How to Read a file in Python using the with Statement
In the next how to open a file in Python example, we are going to read a file using the with statement. This has the advantage that we don’t have to remember to close the file and the syntax for using the with statement is clean to read:
with open('example_file2.txt') as txtfile2: print(txtfile2.read())
Now, if we try to use the read() method Python will throw a ValueError:
Splitting Words in File and Counting Words
As final reading a file in Python example, we are going to use the string split() method to split the sentences in the text file into words. When we have read the file and split the words, we are going to use the Counter subclass from collections to use Python to count words in an opened file.
from collections import Counter with open('example_file2.txt') as txtfile2: wordcount = Counter(txtfile2.read().split()) print(len(wordcount)) # Output: 43
Counting Words in Python
Now, the Counter subclass is giving us a dictionary that contains all words and occurrences of each word. Thus, we can print all words and their count like this:
for k in sorted(wordcount, key=wordcount.get, reverse=True): print(k, wordcount[k])
In the code example above, we are looping through the keys in the dictionary and sort them. This way, we get the most common words on top. Of course, reading a file with many words, using Python, and printing the result like this is not feasible.
If we have the need it is, of course, also possible to rename a file (or multiple files) in Python using the os.rename() method.
Reading other File Formats in Python
Now, we have learned how to load a file in Python, and we will briefly discuss other file formats that Python can handle. Python can, of course, open a wide range of different file formats. In previous posts, we have used the json library to parse JSON files in Python, for instance. Furthermore, we have also learned how to read csv files in Python using Pandas, open Excel files with Pandas, among other file formats that are common for storing data.
- See here for some examples of file formats Python can read.
Conclusion: Reading & Writing Files in Python
In this tutorial, we have learned the basics of how to open files in Python. More specifically, we have learned how to read a file in different modes, create and write to a file, append data to a file, and how to read a file in Python using the with statement.

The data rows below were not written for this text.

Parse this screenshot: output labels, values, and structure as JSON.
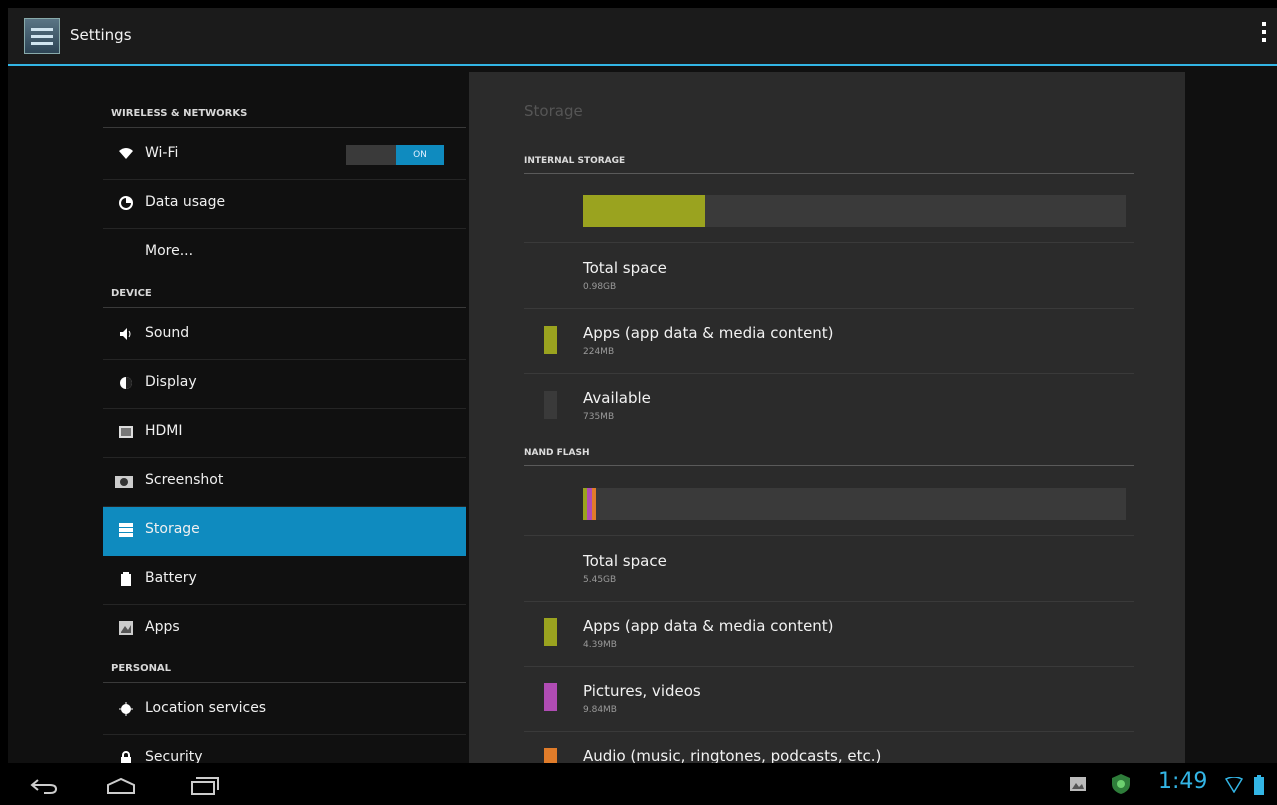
{
  "actionbar": {
    "title": "Settings",
    "icon": "settings-app-icon",
    "overflow_icon": "overflow-menu-icon"
  },
  "left": {
    "headers": {
      "wireless": "WIRELESS & NETWORKS",
      "device": "DEVICE",
      "personal": "PERSONAL"
    },
    "items": {
      "wifi": {
        "label": "Wi-Fi",
        "toggle": "ON",
        "icon": "wifi-icon"
      },
      "data_usage": {
        "label": "Data usage",
        "icon": "data-usage-icon"
      },
      "more": {
        "label": "More..."
      },
      "sound": {
        "label": "Sound",
        "icon": "sound-icon"
      },
      "display": {
        "label": "Display",
        "icon": "display-icon"
      },
      "hdmi": {
        "label": "HDMI",
        "icon": "hdmi-icon"
      },
      "screenshot": {
        "label": "Screenshot",
        "icon": "camera-icon"
      },
      "storage": {
        "label": "Storage",
        "icon": "storage-icon",
        "selected": true
      },
      "battery": {
        "label": "Battery",
        "icon": "battery-icon"
      },
      "apps": {
        "label": "Apps",
        "icon": "apps-icon"
      },
      "location": {
        "label": "Location services",
        "icon": "location-icon"
      },
      "security": {
        "label": "Security",
        "icon": "lock-icon"
      }
    }
  },
  "storage": {
    "title": "Storage",
    "internal": {
      "header": "INTERNAL STORAGE",
      "usage_fraction": 0.225,
      "total_title": "Total space",
      "total_value": "0.98GB",
      "apps_title": "Apps (app data & media content)",
      "apps_value": "224MB",
      "available_title": "Available",
      "available_value": "735MB"
    },
    "nand": {
      "header": "NAND FLASH",
      "usage": [
        0.006,
        0.01,
        0.003
      ],
      "total_title": "Total space",
      "total_value": "5.45GB",
      "apps_title": "Apps (app data & media content)",
      "apps_value": "4.39MB",
      "pictures_title": "Pictures, videos",
      "pictures_value": "9.84MB",
      "audio_title": "Audio (music, ringtones, podcasts, etc.)"
    }
  },
  "colors": {
    "accent": "#33b5e5",
    "apps": "#9aa31f",
    "pictures": "#b04cb4",
    "audio": "#e07c2a",
    "available": "#3a3a3a",
    "selected": "#0f8bbf"
  },
  "navbar": {
    "back_icon": "back-icon",
    "home_icon": "home-icon",
    "recents_icon": "recents-icon",
    "clock": "1:49"
  }
}
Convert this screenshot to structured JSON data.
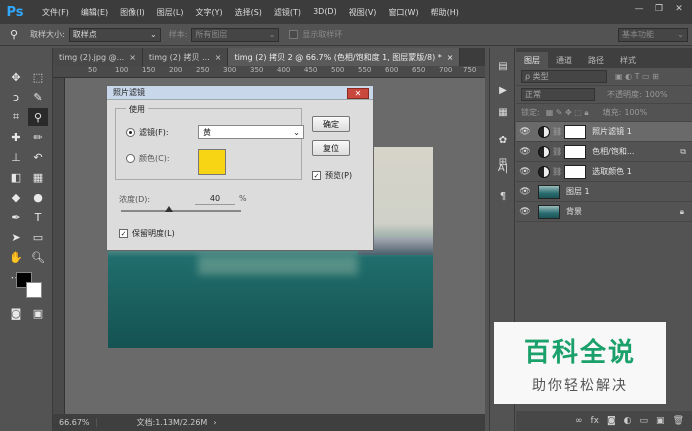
{
  "app": {
    "logo": "Ps",
    "accent": "#31a8ff"
  },
  "menu": [
    "文件(F)",
    "编辑(E)",
    "图像(I)",
    "图层(L)",
    "文字(Y)",
    "选择(S)",
    "滤镜(T)",
    "3D(D)",
    "视图(V)",
    "窗口(W)",
    "帮助(H)"
  ],
  "window_controls": [
    "—",
    "❐",
    "✕"
  ],
  "options": {
    "sample_size_label": "取样大小:",
    "sample_size_value": "取样点",
    "sample_label": "样本:",
    "sample_value": "所有图层",
    "show_ring_label": "显示取样环",
    "workspace": "基本功能"
  },
  "tabs": [
    {
      "label": "timg (2).jpg @...",
      "close": "×"
    },
    {
      "label": "timg (2) 拷贝 ...",
      "close": "×"
    },
    {
      "label": "timg (2) 拷贝 2 @ 66.7% (色相/饱和度 1, 图层蒙版/8) *",
      "close": "×"
    }
  ],
  "ruler_numbers": [
    "50",
    "100",
    "150",
    "200",
    "250",
    "300",
    "350",
    "400",
    "450",
    "500",
    "550",
    "600",
    "650",
    "700",
    "750"
  ],
  "status": {
    "zoom": "66.67%",
    "doc": "文档:1.13M/2.26M"
  },
  "dialog": {
    "title": "照片滤镜",
    "close": "✕",
    "use_legend": "使用",
    "filter_label": "滤镜(F):",
    "filter_value": "黄",
    "color_label": "颜色(C):",
    "color_swatch": "#f7d515",
    "ok_label": "确定",
    "reset_label": "复位",
    "preview_label": "预览(P)",
    "preview_checked": true,
    "density_label": "浓度(D):",
    "density_value": "40",
    "density_unit": "%",
    "preserve_label": "保留明度(L)",
    "preserve_checked": true
  },
  "layers_panel": {
    "tabs": [
      "图层",
      "通道",
      "路径",
      "样式"
    ],
    "search_placeholder": "ρ 类型",
    "blend_mode": "正常",
    "opacity_label": "不透明度:",
    "opacity_value": "100%",
    "lock_label": "锁定:",
    "fill_label": "填充:",
    "fill_value": "100%",
    "layers": [
      {
        "name": "照片滤镜 1",
        "kind": "adjustment",
        "selected": true
      },
      {
        "name": "色相/饱和...",
        "kind": "adjustment",
        "selected": false
      },
      {
        "name": "选取颜色 1",
        "kind": "adjustment",
        "selected": false
      },
      {
        "name": "图层 1",
        "kind": "pixel",
        "selected": false
      },
      {
        "name": "背景",
        "kind": "background",
        "selected": false
      }
    ],
    "footer_icons": [
      "∞",
      "fx",
      "◙",
      "◐",
      "▭",
      "▣",
      "🗑"
    ]
  },
  "watermark": {
    "title": "百科全说",
    "subtitle": "助你轻松解决",
    "color": "#1aa06a"
  }
}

In future posts, we will learn more about how to read other file formats using Python (e.g., CSV, Excel).
Drop a comment below if you need anything covered in this or a future blog, and stay tuned!